## PROBLEM TO WORK ON
Write out each record below exactly, but not the pictures.

═══ TASK MATERIAL ═══

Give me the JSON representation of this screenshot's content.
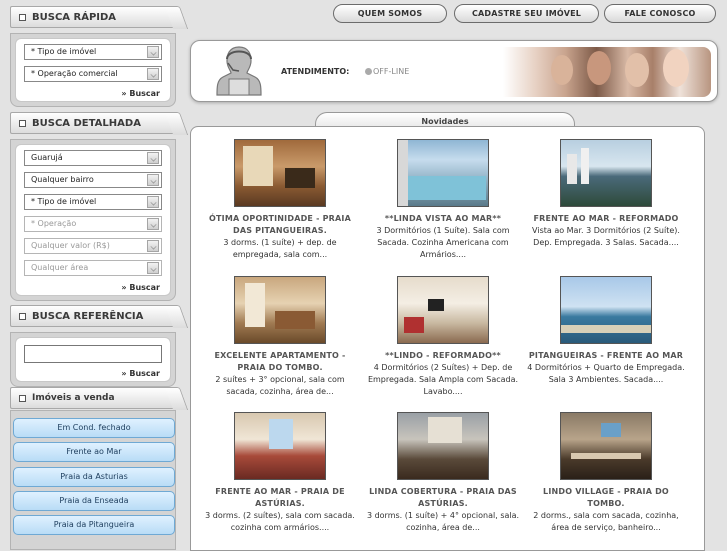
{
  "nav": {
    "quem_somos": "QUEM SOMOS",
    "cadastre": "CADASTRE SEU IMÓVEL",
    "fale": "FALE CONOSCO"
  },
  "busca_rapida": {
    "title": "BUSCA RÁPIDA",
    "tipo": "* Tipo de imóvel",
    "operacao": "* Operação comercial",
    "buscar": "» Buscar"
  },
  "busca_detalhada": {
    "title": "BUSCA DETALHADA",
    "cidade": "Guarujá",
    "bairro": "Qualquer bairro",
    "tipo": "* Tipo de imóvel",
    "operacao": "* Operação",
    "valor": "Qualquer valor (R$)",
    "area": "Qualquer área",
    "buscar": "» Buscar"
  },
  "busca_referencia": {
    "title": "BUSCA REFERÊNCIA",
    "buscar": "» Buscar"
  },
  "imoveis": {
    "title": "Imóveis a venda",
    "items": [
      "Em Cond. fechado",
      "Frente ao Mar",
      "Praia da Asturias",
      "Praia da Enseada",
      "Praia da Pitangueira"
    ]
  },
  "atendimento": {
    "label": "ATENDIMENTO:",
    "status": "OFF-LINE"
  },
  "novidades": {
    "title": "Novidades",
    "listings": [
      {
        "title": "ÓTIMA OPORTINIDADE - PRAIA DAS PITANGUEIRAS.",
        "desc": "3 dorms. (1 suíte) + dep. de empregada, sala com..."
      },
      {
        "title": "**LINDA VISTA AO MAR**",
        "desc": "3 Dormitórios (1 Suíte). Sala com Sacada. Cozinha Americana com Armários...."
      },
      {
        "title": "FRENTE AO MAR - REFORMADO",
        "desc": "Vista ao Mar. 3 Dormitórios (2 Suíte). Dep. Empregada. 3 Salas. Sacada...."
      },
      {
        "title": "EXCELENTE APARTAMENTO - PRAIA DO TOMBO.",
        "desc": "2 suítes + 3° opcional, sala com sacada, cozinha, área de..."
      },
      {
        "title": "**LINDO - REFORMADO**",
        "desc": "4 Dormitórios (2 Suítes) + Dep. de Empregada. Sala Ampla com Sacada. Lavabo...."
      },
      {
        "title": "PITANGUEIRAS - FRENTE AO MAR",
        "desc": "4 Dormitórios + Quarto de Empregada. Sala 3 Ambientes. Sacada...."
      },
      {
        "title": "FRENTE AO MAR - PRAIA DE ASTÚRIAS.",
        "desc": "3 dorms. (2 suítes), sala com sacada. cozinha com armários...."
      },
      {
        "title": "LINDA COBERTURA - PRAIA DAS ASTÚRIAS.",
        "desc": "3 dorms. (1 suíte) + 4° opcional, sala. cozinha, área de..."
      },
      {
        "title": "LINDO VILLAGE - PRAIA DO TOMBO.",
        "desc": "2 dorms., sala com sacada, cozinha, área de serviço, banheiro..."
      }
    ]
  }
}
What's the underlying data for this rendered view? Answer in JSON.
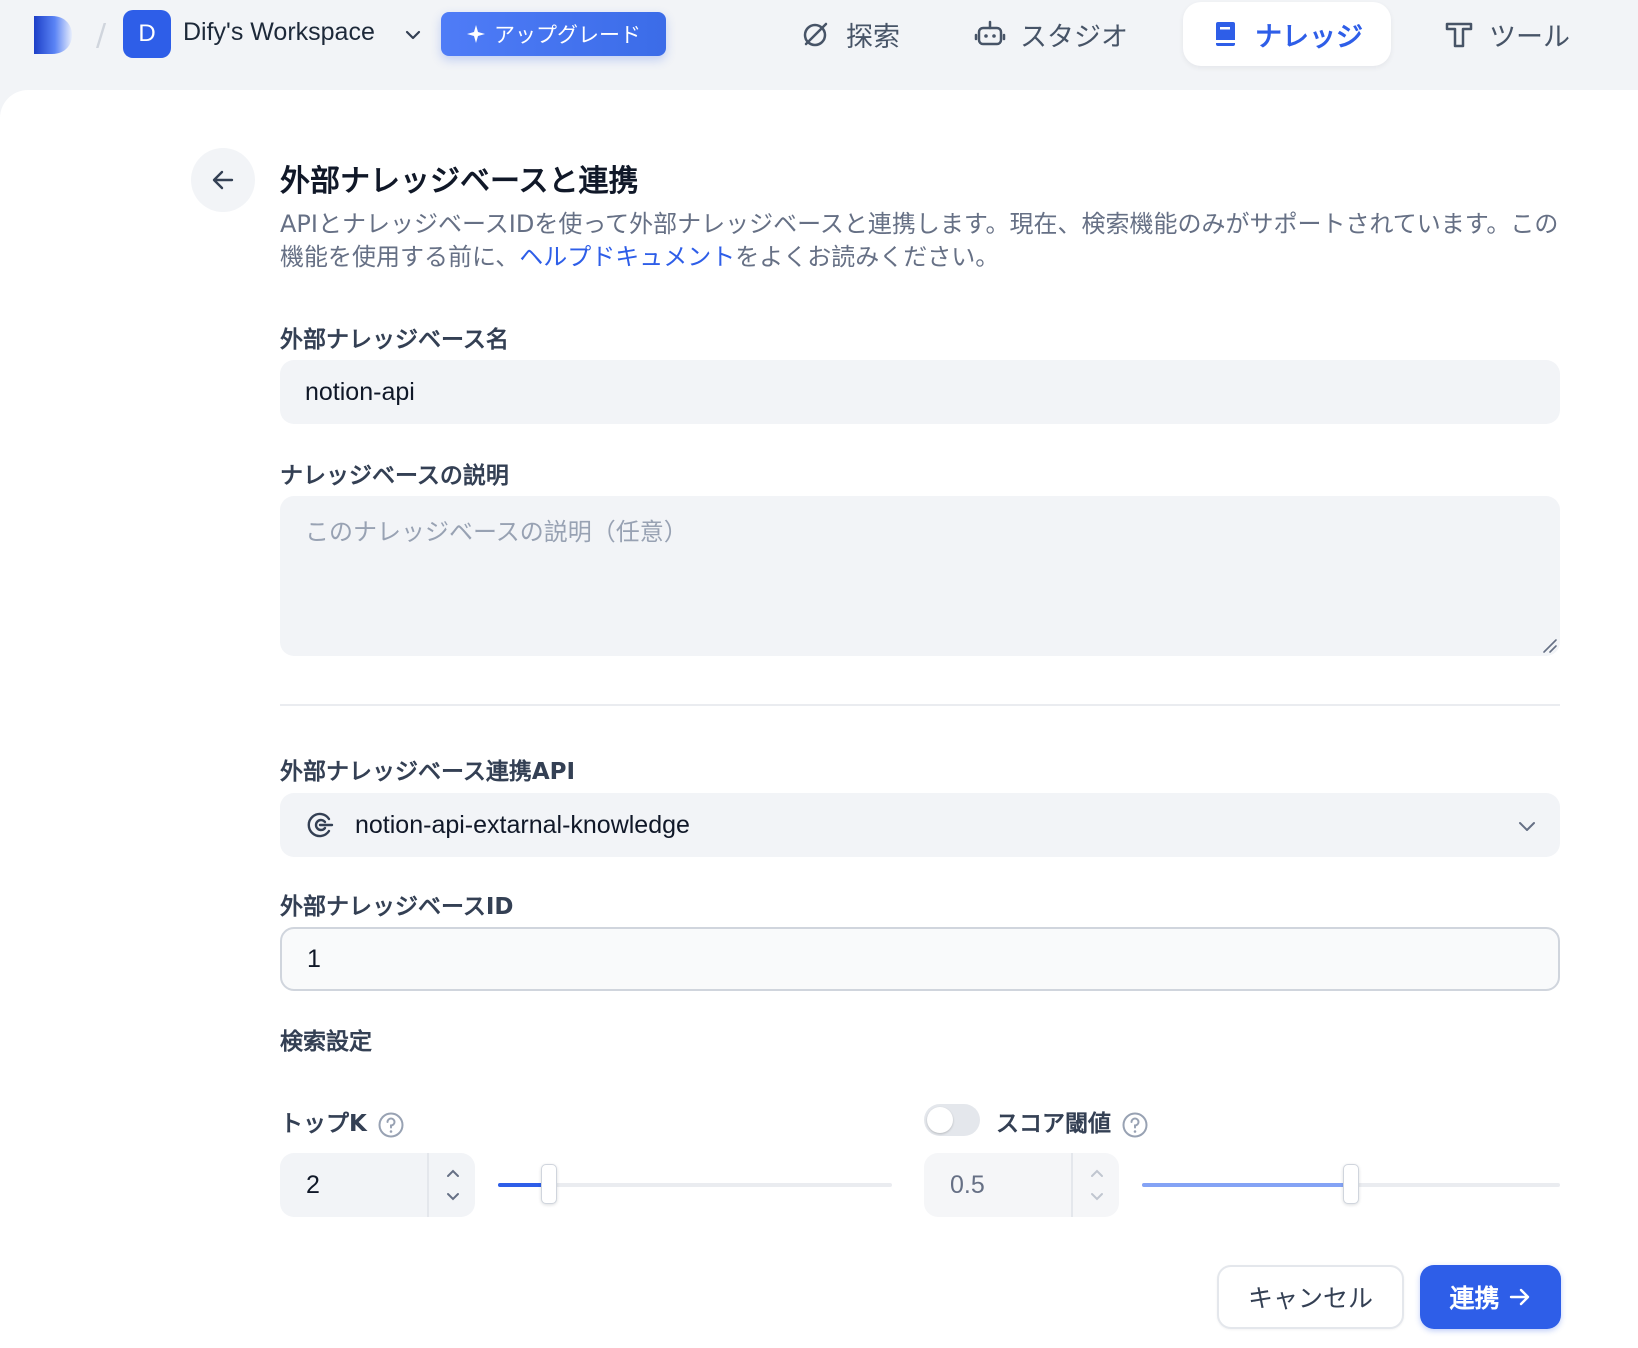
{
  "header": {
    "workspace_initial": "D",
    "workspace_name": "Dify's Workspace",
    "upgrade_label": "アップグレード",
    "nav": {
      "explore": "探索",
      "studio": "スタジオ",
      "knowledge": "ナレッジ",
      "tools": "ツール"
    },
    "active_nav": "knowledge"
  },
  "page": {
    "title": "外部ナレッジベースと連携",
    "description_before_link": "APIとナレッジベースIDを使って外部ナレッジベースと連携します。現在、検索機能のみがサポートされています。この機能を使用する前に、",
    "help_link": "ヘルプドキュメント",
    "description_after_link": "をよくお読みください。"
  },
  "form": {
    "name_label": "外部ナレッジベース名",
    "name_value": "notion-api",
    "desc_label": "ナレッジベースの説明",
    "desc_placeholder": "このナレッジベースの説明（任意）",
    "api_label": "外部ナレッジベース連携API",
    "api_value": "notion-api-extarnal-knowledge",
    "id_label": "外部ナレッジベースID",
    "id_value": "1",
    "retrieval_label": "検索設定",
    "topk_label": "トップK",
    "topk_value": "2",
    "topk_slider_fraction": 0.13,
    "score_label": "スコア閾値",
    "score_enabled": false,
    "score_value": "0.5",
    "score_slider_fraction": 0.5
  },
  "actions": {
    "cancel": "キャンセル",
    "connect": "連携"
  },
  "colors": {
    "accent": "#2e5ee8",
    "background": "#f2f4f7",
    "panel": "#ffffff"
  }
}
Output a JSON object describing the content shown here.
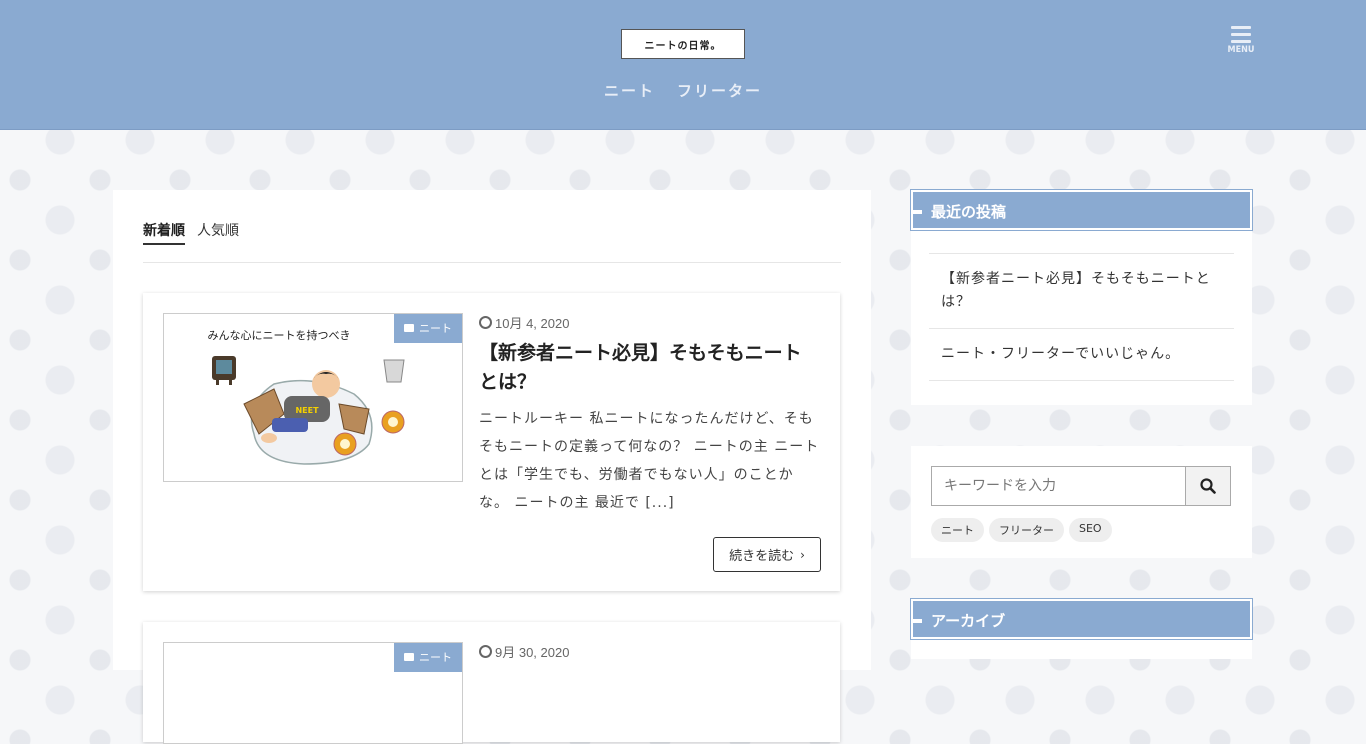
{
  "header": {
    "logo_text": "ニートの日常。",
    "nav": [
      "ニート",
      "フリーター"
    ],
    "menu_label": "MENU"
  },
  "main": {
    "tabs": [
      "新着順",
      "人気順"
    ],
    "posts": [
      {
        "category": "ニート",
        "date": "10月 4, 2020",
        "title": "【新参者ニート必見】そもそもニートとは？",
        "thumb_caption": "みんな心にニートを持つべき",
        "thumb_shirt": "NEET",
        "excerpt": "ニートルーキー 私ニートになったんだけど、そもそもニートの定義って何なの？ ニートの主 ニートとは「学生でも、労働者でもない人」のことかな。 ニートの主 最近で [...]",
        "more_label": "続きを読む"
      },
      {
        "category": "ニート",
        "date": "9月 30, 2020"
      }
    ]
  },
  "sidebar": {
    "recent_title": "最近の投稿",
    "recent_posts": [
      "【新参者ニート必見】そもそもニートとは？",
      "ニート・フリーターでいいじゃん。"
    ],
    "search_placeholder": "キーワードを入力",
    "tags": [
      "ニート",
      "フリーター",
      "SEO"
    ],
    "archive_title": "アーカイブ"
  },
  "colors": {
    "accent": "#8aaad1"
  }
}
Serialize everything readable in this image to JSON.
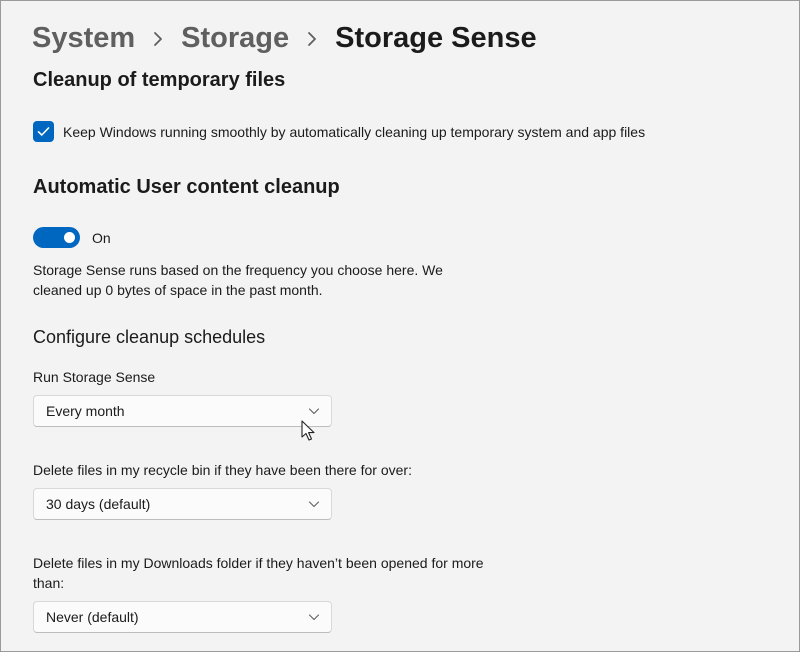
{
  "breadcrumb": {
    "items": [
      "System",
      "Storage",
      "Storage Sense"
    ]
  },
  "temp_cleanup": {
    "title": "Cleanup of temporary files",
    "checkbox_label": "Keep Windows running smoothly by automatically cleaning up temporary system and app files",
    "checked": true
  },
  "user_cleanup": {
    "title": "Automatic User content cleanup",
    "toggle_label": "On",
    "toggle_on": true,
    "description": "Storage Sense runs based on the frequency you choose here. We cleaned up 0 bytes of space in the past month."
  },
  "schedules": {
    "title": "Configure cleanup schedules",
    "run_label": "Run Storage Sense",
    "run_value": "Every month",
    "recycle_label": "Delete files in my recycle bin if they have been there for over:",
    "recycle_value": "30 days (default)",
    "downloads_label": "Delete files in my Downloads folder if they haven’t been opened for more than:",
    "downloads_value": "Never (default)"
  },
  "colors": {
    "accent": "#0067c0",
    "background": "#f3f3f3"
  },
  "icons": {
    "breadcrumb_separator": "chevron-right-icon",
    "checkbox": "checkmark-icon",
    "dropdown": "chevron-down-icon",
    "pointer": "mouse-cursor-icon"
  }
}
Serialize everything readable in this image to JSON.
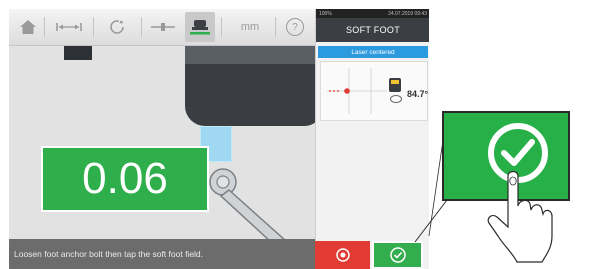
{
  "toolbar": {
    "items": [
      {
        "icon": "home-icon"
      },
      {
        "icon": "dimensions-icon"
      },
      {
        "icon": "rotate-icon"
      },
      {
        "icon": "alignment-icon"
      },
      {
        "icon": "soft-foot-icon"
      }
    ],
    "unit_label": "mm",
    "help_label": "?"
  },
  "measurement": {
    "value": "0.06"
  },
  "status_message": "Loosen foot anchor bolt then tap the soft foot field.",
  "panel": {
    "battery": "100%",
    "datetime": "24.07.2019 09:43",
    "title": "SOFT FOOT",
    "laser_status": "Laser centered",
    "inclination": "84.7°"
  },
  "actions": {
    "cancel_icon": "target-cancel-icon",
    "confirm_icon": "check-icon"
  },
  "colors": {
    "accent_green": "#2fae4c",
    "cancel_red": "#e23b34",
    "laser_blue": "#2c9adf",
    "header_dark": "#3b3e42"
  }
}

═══

## FINAL ANSWER
Give me the JSON representation of this screenshot's content.
{
  "nav": {
    "quem_somos": "QUEM SOMOS",
    "cadastre": "CADASTRE SEU IMÓVEL",
    "fale": "FALE CONOSCO"
  },
  "busca_rapida": {
    "title": "BUSCA RÁPIDA",
    "tipo": "* Tipo de imóvel",
    "operacao": "* Operação comercial",
    "buscar": "» Buscar"
  },
  "busca_detalhada": {
    "title": "BUSCA DETALHADA",
    "cidade": "Guarujá",
    "bairro": "Qualquer bairro",
    "tipo": "* Tipo de imóvel",
    "operacao": "* Operação",
    "valor": "Qualquer valor (R$)",
    "area": "Qualquer área",
    "buscar": "» Buscar"
  },
  "busca_referencia": {
    "title": "BUSCA REFERÊNCIA",
    "buscar": "» Buscar"
  },
  "imoveis": {
    "title": "Imóveis a venda",
    "items": [
      "Em Cond. fechado",
      "Frente ao Mar",
      "Praia da Asturias",
      "Praia da Enseada",
      "Praia da Pitangueira"
    ]
  },
  "atendimento": {
    "label": "ATENDIMENTO:",
    "status": "OFF-LINE"
  },
  "novidades": {
    "title": "Novidades",
    "listings": [
      {
        "title": "ÓTIMA OPORTINIDADE - PRAIA DAS PITANGUEIRAS.",
        "desc": "3 dorms. (1 suíte) + dep. de empregada, sala com..."
      },
      {
        "title": "**LINDA VISTA AO MAR**",
        "desc": "3 Dormitórios (1 Suíte). Sala com Sacada. Cozinha Americana com Armários...."
      },
      {
        "title": "FRENTE AO MAR - REFORMADO",
        "desc": "Vista ao Mar. 3 Dormitórios (2 Suíte). Dep. Empregada. 3 Salas. Sacada...."
      },
      {
        "title": "EXCELENTE APARTAMENTO - PRAIA DO TOMBO.",
        "desc": "2 suítes + 3° opcional, sala com sacada, cozinha, área de..."
      },
      {
        "title": "**LINDO - REFORMADO**",
        "desc": "4 Dormitórios (2 Suítes) + Dep. de Empregada. Sala Ampla com Sacada. Lavabo...."
      },
      {
        "title": "PITANGUEIRAS - FRENTE AO MAR",
        "desc": "4 Dormitórios + Quarto de Empregada. Sala 3 Ambientes. Sacada...."
      },
      {
        "title": "FRENTE AO MAR - PRAIA DE ASTÚRIAS.",
        "desc": "3 dorms. (2 suítes), sala com sacada. cozinha com armários...."
      },
      {
        "title": "LINDA COBERTURA - PRAIA DAS ASTÚRIAS.",
        "desc": "3 dorms. (1 suíte) + 4° opcional, sala. cozinha, área de..."
      },
      {
        "title": "LINDO VILLAGE - PRAIA DO TOMBO.",
        "desc": "2 dorms., sala com sacada, cozinha, área de serviço, banheiro..."
      }
    ]
  }
}
What's the underlying data for this rendered view? Answer in JSON.
{
  "header": {
    "workspace_initial": "D",
    "workspace_name": "Dify's Workspace",
    "upgrade_label": "アップグレード",
    "nav": {
      "explore": "探索",
      "studio": "スタジオ",
      "knowledge": "ナレッジ",
      "tools": "ツール"
    },
    "active_nav": "knowledge"
  },
  "page": {
    "title": "外部ナレッジベースと連携",
    "description_before_link": "APIとナレッジベースIDを使って外部ナレッジベースと連携します。現在、検索機能のみがサポートされています。この機能を使用する前に、",
    "help_link": "ヘルプドキュメント",
    "description_after_link": "をよくお読みください。"
  },
  "form": {
    "name_label": "外部ナレッジベース名",
    "name_value": "notion-api",
    "desc_label": "ナレッジベースの説明",
    "desc_placeholder": "このナレッジベースの説明（任意）",
    "api_label": "外部ナレッジベース連携API",
    "api_value": "notion-api-extarnal-knowledge",
    "id_label": "外部ナレッジベースID",
    "id_value": "1",
    "retrieval_label": "検索設定",
    "topk_label": "トップK",
    "topk_value": "2",
    "topk_slider_fraction": 0.13,
    "score_label": "スコア閾値",
    "score_enabled": false,
    "score_value": "0.5",
    "score_slider_fraction": 0.5
  },
  "actions": {
    "cancel": "キャンセル",
    "connect": "連携"
  },
  "colors": {
    "accent": "#2e5ee8",
    "background": "#f2f4f7",
    "panel": "#ffffff"
  }
}
Output a JSON object describing the content shown here.
{
  "header": {
    "logo_text": "ニートの日常。",
    "nav": [
      "ニート",
      "フリーター"
    ],
    "menu_label": "MENU"
  },
  "main": {
    "tabs": [
      "新着順",
      "人気順"
    ],
    "posts": [
      {
        "category": "ニート",
        "date": "10月 4, 2020",
        "title": "【新参者ニート必見】そもそもニートとは？",
        "thumb_caption": "みんな心にニートを持つべき",
        "thumb_shirt": "NEET",
        "excerpt": "ニートルーキー 私ニートになったんだけど、そもそもニートの定義って何なの？ ニートの主 ニートとは「学生でも、労働者でもない人」のことかな。 ニートの主 最近で [...]",
        "more_label": "続きを読む"
      },
      {
        "category": "ニート",
        "date": "9月 30, 2020"
      }
    ]
  },
  "sidebar": {
    "recent_title": "最近の投稿",
    "recent_posts": [
      "【新参者ニート必見】そもそもニートとは？",
      "ニート・フリーターでいいじゃん。"
    ],
    "search_placeholder": "キーワードを入力",
    "tags": [
      "ニート",
      "フリーター",
      "SEO"
    ],
    "archive_title": "アーカイブ"
  },
  "colors": {
    "accent": "#8aaad1"
  }
}
Serialize everything readable in this image to JSON.
{
  "breadcrumb": {
    "items": [
      "System",
      "Storage",
      "Storage Sense"
    ]
  },
  "temp_cleanup": {
    "title": "Cleanup of temporary files",
    "checkbox_label": "Keep Windows running smoothly by automatically cleaning up temporary system and app files",
    "checked": true
  },
  "user_cleanup": {
    "title": "Automatic User content cleanup",
    "toggle_label": "On",
    "toggle_on": true,
    "description": "Storage Sense runs based on the frequency you choose here. We cleaned up 0 bytes of space in the past month."
  },
  "schedules": {
    "title": "Configure cleanup schedules",
    "run_label": "Run Storage Sense",
    "run_value": "Every month",
    "recycle_label": "Delete files in my recycle bin if they have been there for over:",
    "recycle_value": "30 days (default)",
    "downloads_label": "Delete files in my Downloads folder if they haven’t been opened for more than:",
    "downloads_value": "Never (default)"
  },
  "colors": {
    "accent": "#0067c0",
    "background": "#f3f3f3"
  },
  "icons": {
    "breadcrumb_separator": "chevron-right-icon",
    "checkbox": "checkmark-icon",
    "dropdown": "chevron-down-icon",
    "pointer": "mouse-cursor-icon"
  }
}
Serialize everything readable in this image to JSON.
{
  "toolbar": {
    "items": [
      {
        "icon": "home-icon"
      },
      {
        "icon": "dimensions-icon"
      },
      {
        "icon": "rotate-icon"
      },
      {
        "icon": "alignment-icon"
      },
      {
        "icon": "soft-foot-icon"
      }
    ],
    "unit_label": "mm",
    "help_label": "?"
  },
  "measurement": {
    "value": "0.06"
  },
  "status_message": "Loosen foot anchor bolt then tap the soft foot field.",
  "panel": {
    "battery": "100%",
    "datetime": "24.07.2019 09:43",
    "title": "SOFT FOOT",
    "laser_status": "Laser centered",
    "inclination": "84.7°"
  },
  "actions": {
    "cancel_icon": "target-cancel-icon",
    "confirm_icon": "check-icon"
  },
  "colors": {
    "accent_green": "#2fae4c",
    "cancel_red": "#e23b34",
    "laser_blue": "#2c9adf",
    "header_dark": "#3b3e42"
  }
}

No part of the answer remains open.